§ **YOUR ASSIGNMENT**
From the listing below, extract every line in which the word "Sales" appears.

§ **GIVEN INFORMATION**
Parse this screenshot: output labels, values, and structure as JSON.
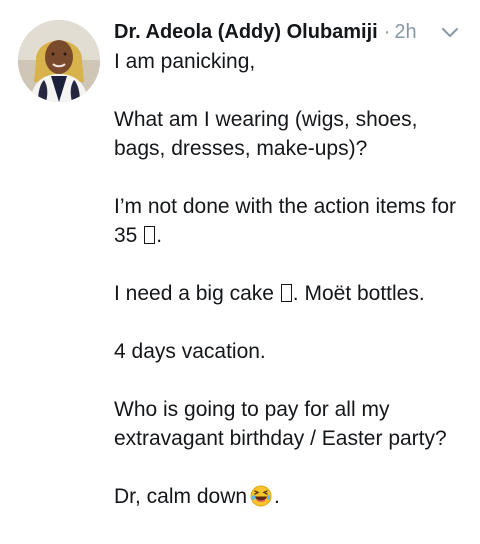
{
  "author": {
    "display_name": "Dr. Adeola (Addy) Olubamiji",
    "separator": "·",
    "time": "2h"
  },
  "tweet": {
    "line1": "I am panicking,",
    "line2": "What am I wearing (wigs, shoes, bags, dresses, make-ups)?",
    "line3a": "I’m not done with the action items for 35",
    "line3b": ".",
    "line4a": "I need a big cake",
    "line4b": ". Moët bottles.",
    "line5": "4 days vacation.",
    "line6": "Who is going to pay for all my extravagant birthday / Easter party?",
    "line7a": "Dr, calm down",
    "line7b": "."
  },
  "icons": {
    "avatar": "profile-photo",
    "caret": "chevron-down-icon",
    "missing_glyph": "missing-glyph-box",
    "laugh_emoji": "rolling-on-floor-laughing-emoji"
  },
  "colors": {
    "text": "#14171a",
    "muted": "#8899a6",
    "emoji_yellow": "#f7c42b"
  }
}
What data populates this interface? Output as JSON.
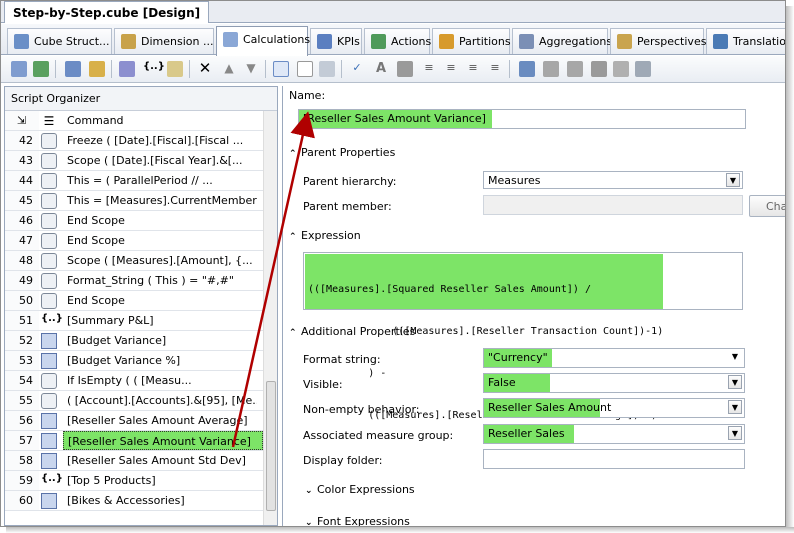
{
  "document_tab": "Step-by-Step.cube [Design]",
  "tabs": [
    {
      "label": "Cube Struct...",
      "icon": "cube-structure-icon",
      "active": false
    },
    {
      "label": "Dimension ...",
      "icon": "dimension-usage-icon",
      "active": false
    },
    {
      "label": "Calculations",
      "icon": "calculations-icon",
      "active": true
    },
    {
      "label": "KPIs",
      "icon": "kpis-icon",
      "active": false
    },
    {
      "label": "Actions",
      "icon": "actions-icon",
      "active": false
    },
    {
      "label": "Partitions",
      "icon": "partitions-icon",
      "active": false
    },
    {
      "label": "Aggregations",
      "icon": "aggregations-icon",
      "active": false
    },
    {
      "label": "Perspectives",
      "icon": "perspectives-icon",
      "active": false
    },
    {
      "label": "Translation",
      "icon": "translations-icon",
      "active": false
    }
  ],
  "toolbar_icons": [
    "process-icon",
    "reconnect-icon",
    "new-calculated-member-icon",
    "new-named-set-icon",
    "new-calculation-icon",
    "new-script-command-icon",
    "delete-icon",
    "move-up-icon",
    "move-down-icon",
    "form-view-icon",
    "script-view-icon",
    "calculation-tools-icon",
    "check-syntax-icon",
    "font-icon",
    "background-color-icon",
    "align-left-icon",
    "align-center-icon",
    "align-right-icon",
    "justify-icon",
    "user-icon",
    "properties-icon",
    "copy-icon",
    "filter-icon",
    "edit-icon",
    "template-icon"
  ],
  "script_organizer": {
    "title": "Script Organizer",
    "header": {
      "col": "Command"
    },
    "rows": [
      {
        "num": "42",
        "type": "script",
        "text": "Freeze   (      [Date].[Fiscal].[Fiscal ..."
      },
      {
        "num": "43",
        "type": "script",
        "text": "Scope   (     [Date].[Fiscal Year].&[..."
      },
      {
        "num": "44",
        "type": "script",
        "text": "This =    (      ParallelPeriod       // ..."
      },
      {
        "num": "45",
        "type": "script",
        "text": "This = [Measures].CurrentMember ..."
      },
      {
        "num": "46",
        "type": "script",
        "text": "End Scope"
      },
      {
        "num": "47",
        "type": "script",
        "text": "End Scope"
      },
      {
        "num": "48",
        "type": "script",
        "text": "Scope (   [Measures].[Amount],   {..."
      },
      {
        "num": "49",
        "type": "script",
        "text": "Format_String ( This ) = \"#,#\""
      },
      {
        "num": "50",
        "type": "script",
        "text": "End Scope"
      },
      {
        "num": "51",
        "type": "set",
        "text": "[Summary P&L]"
      },
      {
        "num": "52",
        "type": "calc",
        "text": "[Budget Variance]"
      },
      {
        "num": "53",
        "type": "calc",
        "text": "[Budget Variance %]"
      },
      {
        "num": "54",
        "type": "script",
        "text": "If    IsEmpty    (       (          [Measu..."
      },
      {
        "num": "55",
        "type": "script",
        "text": "( [Account].[Accounts].&[95],  [Me..."
      },
      {
        "num": "56",
        "type": "calc",
        "text": "[Reseller Sales Amount Average]"
      },
      {
        "num": "57",
        "type": "calc",
        "text": "[Reseller Sales Amount Variance]",
        "selected": true
      },
      {
        "num": "58",
        "type": "calc",
        "text": "[Reseller Sales Amount Std Dev]"
      },
      {
        "num": "59",
        "type": "set",
        "text": "[Top 5 Products]"
      },
      {
        "num": "60",
        "type": "calc",
        "text": "[Bikes & Accessories]"
      }
    ]
  },
  "form": {
    "name_label": "Name:",
    "name_value": "[Reseller Sales Amount Variance]",
    "parent_properties": "Parent Properties",
    "parent_hierarchy_label": "Parent hierarchy:",
    "parent_hierarchy_value": "Measures",
    "parent_member_label": "Parent member:",
    "parent_member_value": "",
    "change_button": "Cha",
    "expression_label": "Expression",
    "expression_lines": [
      "(([Measures].[Squared Reseller Sales Amount]) /",
      "              (([Measures].[Reseller Transaction Count])-1)",
      "          ) -",
      "          (([Measures].[Reseller Sales Amount Average])^2)"
    ],
    "additional_properties": "Additional Properties",
    "format_string_label": "Format string:",
    "format_string_value": "\"Currency\"",
    "visible_label": "Visible:",
    "visible_value": "False",
    "non_empty_label": "Non-empty behavior:",
    "non_empty_value": "Reseller Sales Amount",
    "measure_group_label": "Associated measure group:",
    "measure_group_value": "Reseller Sales",
    "display_folder_label": "Display folder:",
    "display_folder_value": "",
    "color_expressions": "Color Expressions",
    "font_expressions": "Font Expressions"
  },
  "colors": {
    "highlight": "#7de467",
    "arrow": "#b00000",
    "tab_border": "#9aa8bd"
  }
}
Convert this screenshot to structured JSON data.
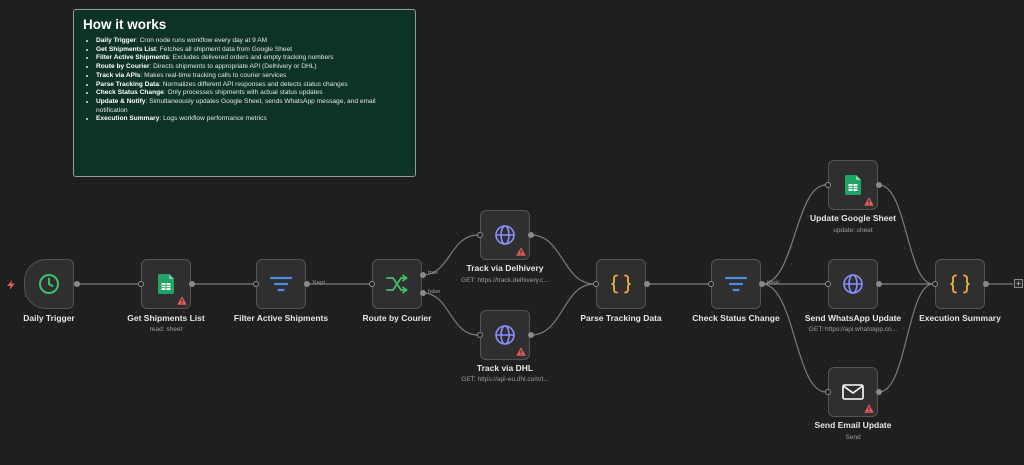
{
  "sticky": {
    "title": "How it works",
    "items": [
      {
        "term": "Daily Trigger",
        "desc": ": Cron node runs workflow every day at 9 AM"
      },
      {
        "term": "Get Shipments List",
        "desc": ": Fetches all shipment data from Google Sheet"
      },
      {
        "term": "Filter Active Shipments",
        "desc": ": Excludes delivered orders and empty tracking numbers"
      },
      {
        "term": "Route by Courier",
        "desc": ": Directs shipments to appropriate API (Delhivery or DHL)"
      },
      {
        "term": "Track via APIs",
        "desc": ": Makes real-time tracking calls to courier services"
      },
      {
        "term": "Parse Tracking Data",
        "desc": ": Normalizes different API responses and detects status changes"
      },
      {
        "term": "Check Status Change",
        "desc": ": Only processes shipments with actual status updates"
      },
      {
        "term": "Update & Notify",
        "desc": ": Simultaneously updates Google Sheet, sends WhatsApp message, and email notification"
      },
      {
        "term": "Execution Summary",
        "desc": ": Logs workflow performance metrics"
      }
    ]
  },
  "nodes": {
    "daily_trigger": {
      "label": "Daily Trigger",
      "icon": "clock-icon"
    },
    "get_shipments": {
      "label": "Get Shipments List",
      "sub": "read: sheet",
      "icon": "google-sheets-icon"
    },
    "filter_active": {
      "label": "Filter Active Shipments",
      "icon": "filter-icon"
    },
    "route_courier": {
      "label": "Route by Courier",
      "icon": "switch-icon"
    },
    "track_delhivery": {
      "label": "Track via Delhivery",
      "sub": "GET: https://track.delhivery.c...",
      "icon": "globe-icon"
    },
    "track_dhl": {
      "label": "Track via DHL",
      "sub": "GET: https://api-eu.dhl.com/t...",
      "icon": "globe-icon"
    },
    "parse_tracking": {
      "label": "Parse Tracking Data",
      "icon": "code-braces-icon"
    },
    "check_status": {
      "label": "Check Status Change",
      "icon": "filter-icon"
    },
    "update_sheet": {
      "label": "Update Google Sheet",
      "sub": "update: sheet",
      "icon": "google-sheets-icon"
    },
    "send_whatsapp": {
      "label": "Send WhatsApp Update",
      "sub": "GET: https://api.whatsapp.co...",
      "icon": "globe-icon"
    },
    "send_email": {
      "label": "Send Email Update",
      "sub": "Send",
      "icon": "envelope-icon"
    },
    "execution_summary": {
      "label": "Execution Summary",
      "icon": "code-braces-icon"
    }
  },
  "edges": {
    "kept_filter": "Kept",
    "kept_check": "Kept",
    "true_branch": "true",
    "false_branch": "false"
  },
  "colors": {
    "canvas": "#1f1f1f",
    "node_bg": "#2f2f2f",
    "sticky_bg": "#0c3324",
    "trigger_green": "#3fbf6a",
    "filter_blue": "#4a8fe0",
    "globe_purple": "#8a8fff",
    "code_orange": "#f0b23c",
    "sheets_green": "#1fa463",
    "warning_red": "#e05a5a"
  },
  "add_button": "+"
}
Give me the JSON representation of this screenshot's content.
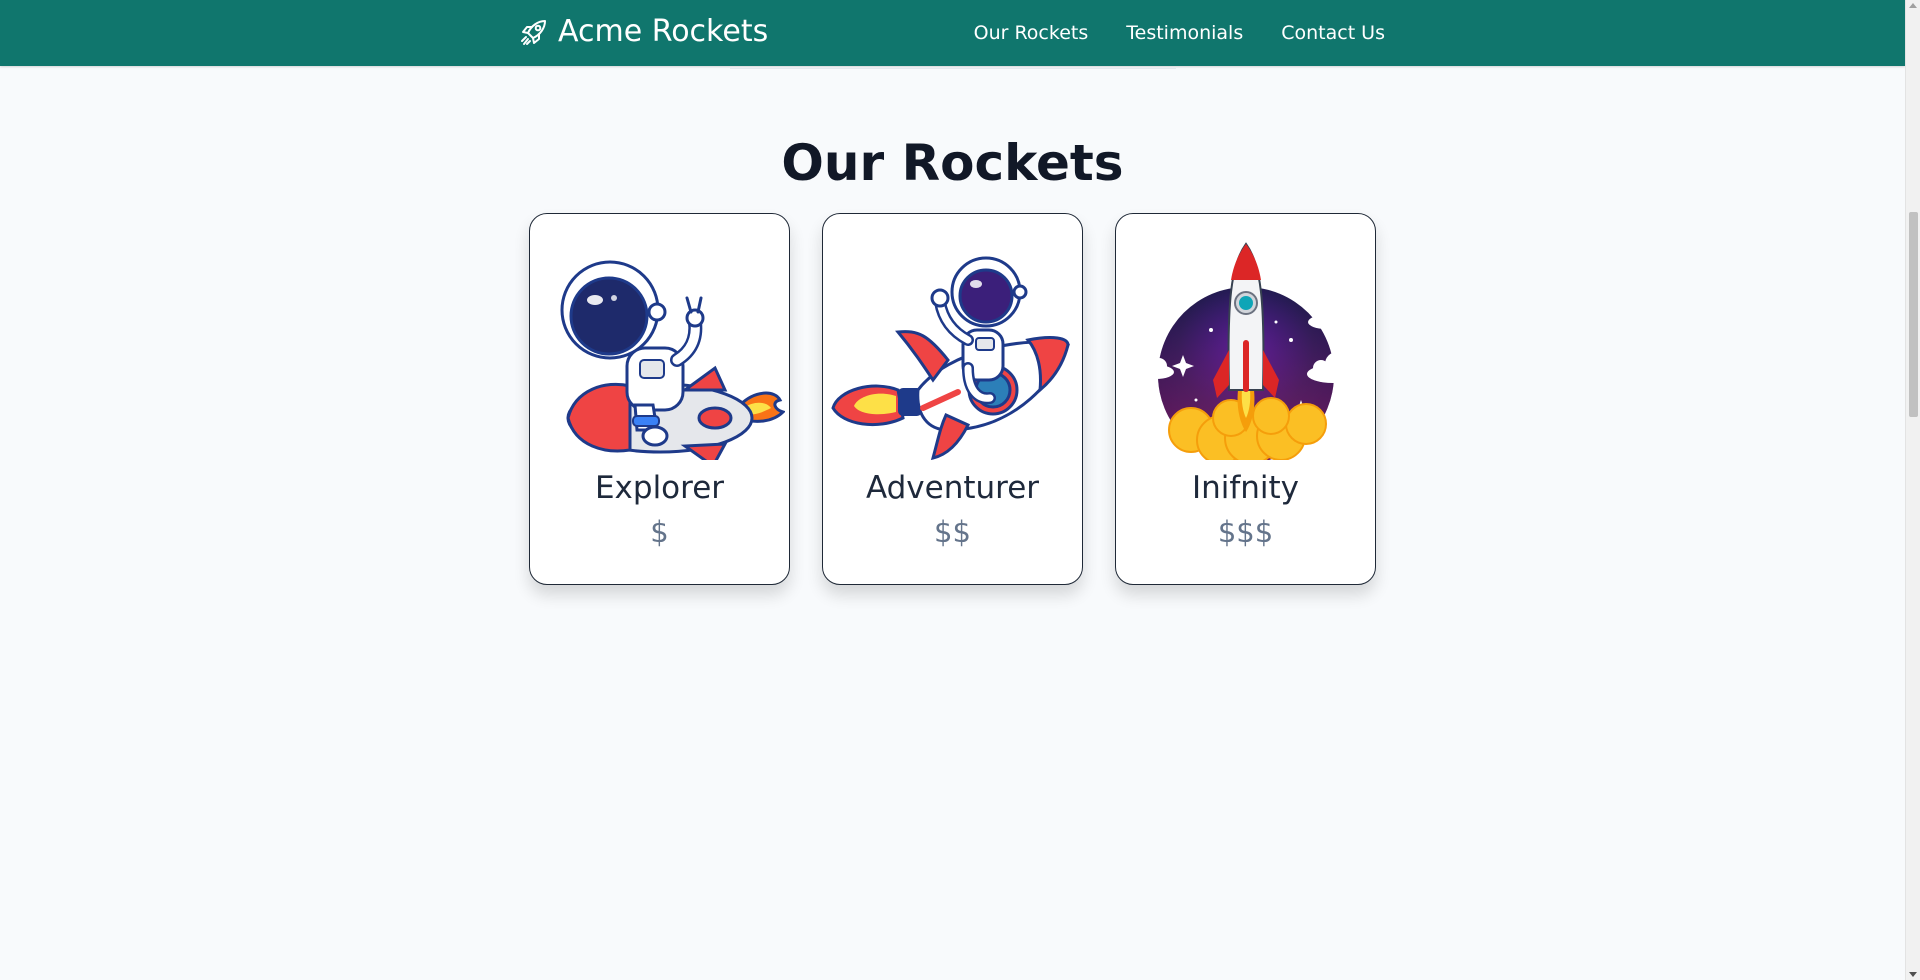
{
  "header": {
    "brand_name": "Acme Rockets",
    "brand_icon": "rocket-icon",
    "background_color": "#10766d",
    "nav": [
      {
        "label": "Our Rockets"
      },
      {
        "label": "Testimonials"
      },
      {
        "label": "Contact Us"
      }
    ]
  },
  "main": {
    "title": "Our Rockets",
    "cards": [
      {
        "name": "Explorer",
        "price": "$",
        "image": "astronaut-riding-rocket-peace-sign"
      },
      {
        "name": "Adventurer",
        "price": "$$",
        "image": "astronaut-waving-on-rocket"
      },
      {
        "name": "Inifnity",
        "price": "$$$",
        "image": "rocket-launch-night-sky"
      }
    ]
  }
}
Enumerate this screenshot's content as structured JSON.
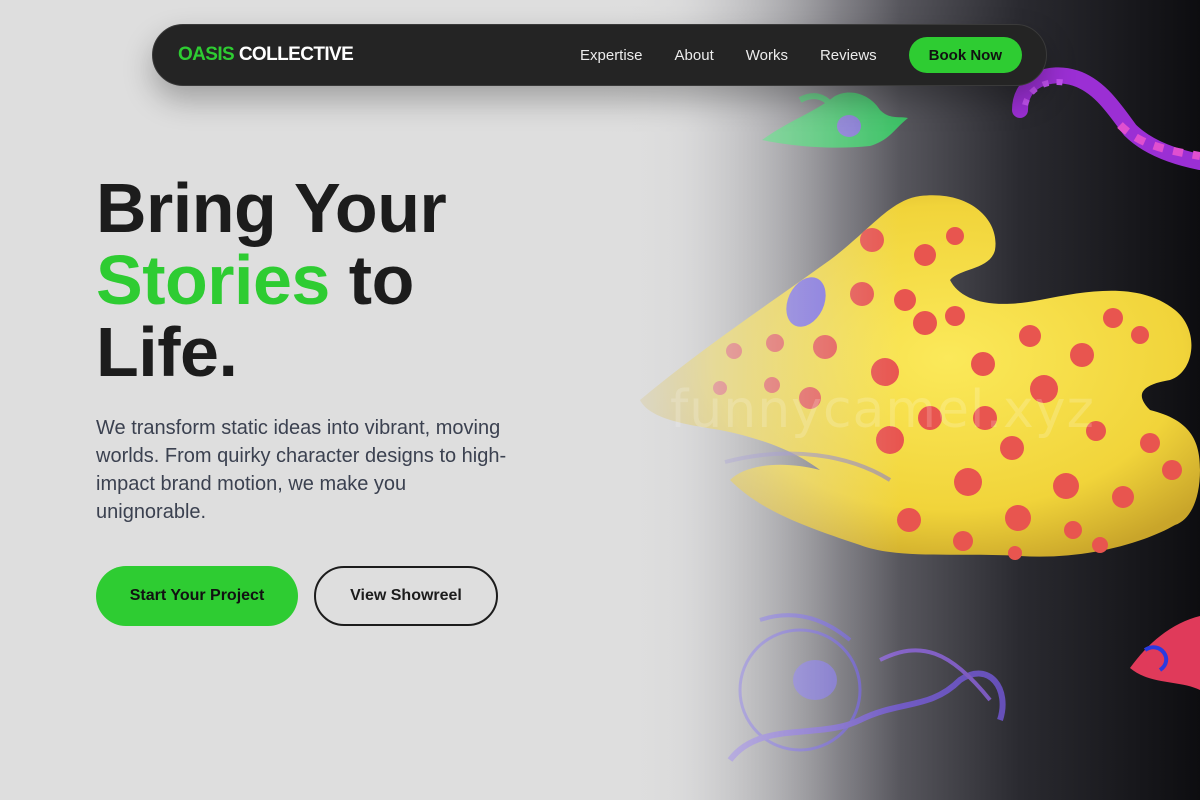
{
  "brand": {
    "part1": "OASIS",
    "part2": "COLLECTIVE"
  },
  "nav": {
    "links": [
      "Expertise",
      "About",
      "Works",
      "Reviews"
    ],
    "cta": "Book Now"
  },
  "hero": {
    "title_line1": "Bring Your",
    "title_highlight": "Stories",
    "title_after_highlight": " to",
    "title_line3": "Life.",
    "subtitle": "We transform static ideas into vibrant, moving worlds. From quirky character designs to high-impact brand motion, we make you unignorable.",
    "primary_cta": "Start Your Project",
    "secondary_cta": "View Showreel",
    "watermark": "funnycamel.xyz"
  },
  "colors": {
    "accent": "#2ecc32",
    "nav_bg": "#242424",
    "page_bg": "#dedede",
    "text_dark": "#1c1c1c",
    "text_muted": "#3b4150"
  }
}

§ **EXPECTED OUTPUT**
        "text": "[Reseller Sales Amount Average]"
        "text": "[Reseller Sales Amount Variance]",
        "text": "[Reseller Sales Amount Std Dev]"
    "name_value": "[Reseller Sales Amount Variance]",
      "(([Measures].[Squared Reseller Sales Amount]) /",
      "          (([Measures].[Reseller Sales Amount Average])^2)"
    "non_empty_value": "Reseller Sales Amount",
    "measure_group_value": "Reseller Sales",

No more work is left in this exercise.